NK: Timing. You’re going to be slow to start out, and that’s good. You need to go slow and the speed will come. Don’t get discouraged if you run out of time when you’re shooting. Also, in precision shooting you don’t put the gun on safe; you just leave the bolt open when you move between targets. A lot of shooters struggle with that. You have to focus on breathing too. It’s nerve wracking. You’re being timed, people are watching you…it’s a high-stress environment.

A man in a cap looks through a riflescope
Nic Kytlica demonstrates rear tripod support before we head out to the range. Joe Genzel

OL: What other gear do I need to make more accurate rifle shots in a match?

NK: You need a good bag to shoot off of, and a good tripod. Tripods are really critical, not just for setting your rifle up in the conventional manner, but also for rear support. You’re going to be shooting off a bunch of different objects and you can use a tripod as a rear support. You just wrap your hand around one of the legs of the tripod and set the stock on your hand. It’s incredibly steady. The only drawback is if you’re moving around from station to station, it can get tough to move all your gear quickly.

OL: I am a hunter first, is precision shooting going to actually help me?
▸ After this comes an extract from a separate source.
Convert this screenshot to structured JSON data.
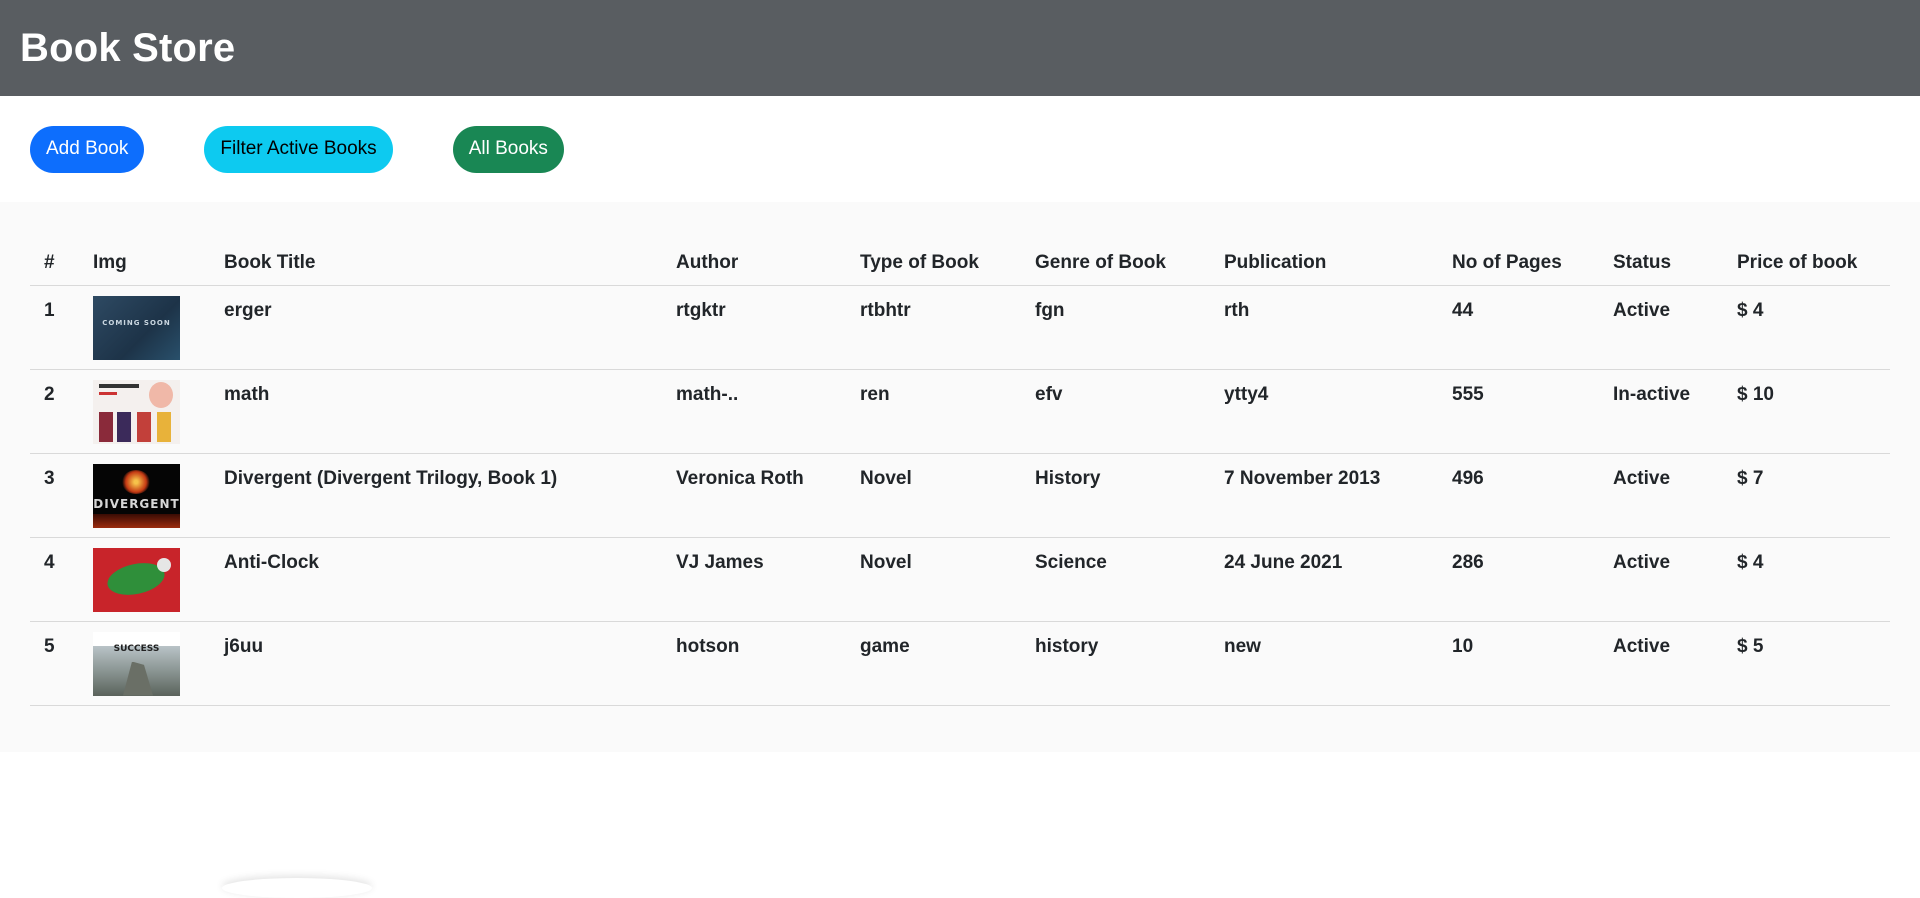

NK: Yes. It’s going to make you a much better hunter because it will teach you to shoot from so many different positions and off many different objects. Plus, it’s stressful, just like the feeling you get when an animal is in your crosshairs. Anyone with a little experience can shoot a sub-MOA group from a benchrest, but precision matches teach you to do that from a variety of unconventional angles and off objects you might find while hunting, like jagged rocks.